In response, Whole Foods spokeswoman Libba Letton said: "I think most of our regular shoppers understand the difference between John Mackey making a personal statement of his opinion about an issue ... versus the corporate policies that govern our organization across almost 300 stores. ... There all sorts of things that we do, day in and day out, that speak to how we care for the environment," reflecting one of the company's "core values." As for shareholder concerns that Mackey's statements might undermine consumer confidence in the Whole Foods brand, Letton said, "I don't sense anything except confidence in Mackey's abilities as CEO of this company and his vision and leadership."
Clayton argues that Mackey's eccentric outspokenness is offending core customers, hurting the Whole Foods brand, and undermining the company's bottom line. "Mackey continues to look for opportunities to publicly tweak Whole Foods' core customer base," he said. "It makes very little sense from a business point of view for the CEO of a company to put his personal beliefs and his partisan commitments ahead of the reputation of his company, and its appeal to consumers.
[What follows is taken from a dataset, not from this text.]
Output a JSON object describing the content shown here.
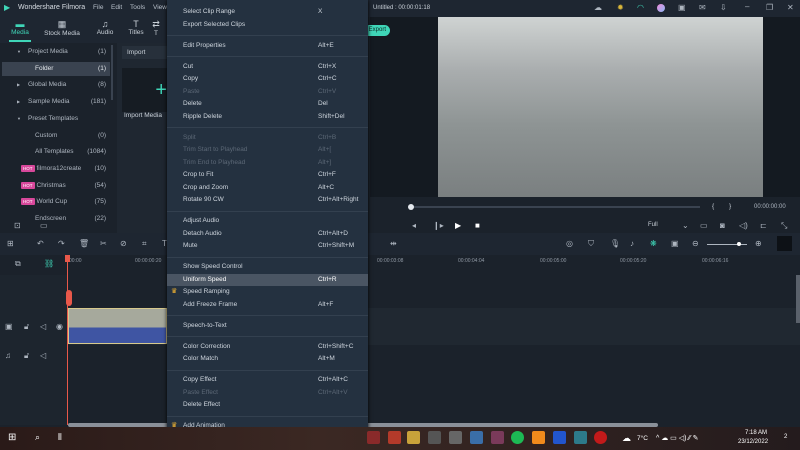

"The guy's got a John Galt complex," Clayton continued, referring to the pouting hero of Ayn Rand's libertarian cult novel Atlas Shrugged. "It's unfortunate that he keeps indulging in it, rather than putting his obligations to the company ahead of his personal preferences." Indeed, Mackey told Paumgarten that Rand was mistaken in describing her own philosophy as based on "selfishness" and that he's a better marketer. "And, by telling people that it's all about selfishness, you're alienating a huge potential part of the market unnecessarily," Mackey said. "She really meant self-interest. Enlightened self-interest. So why use 'selfishness'? It's a bad brand."
On matters of public policy, some shareholders argue, Mackey needs to heed his own advice.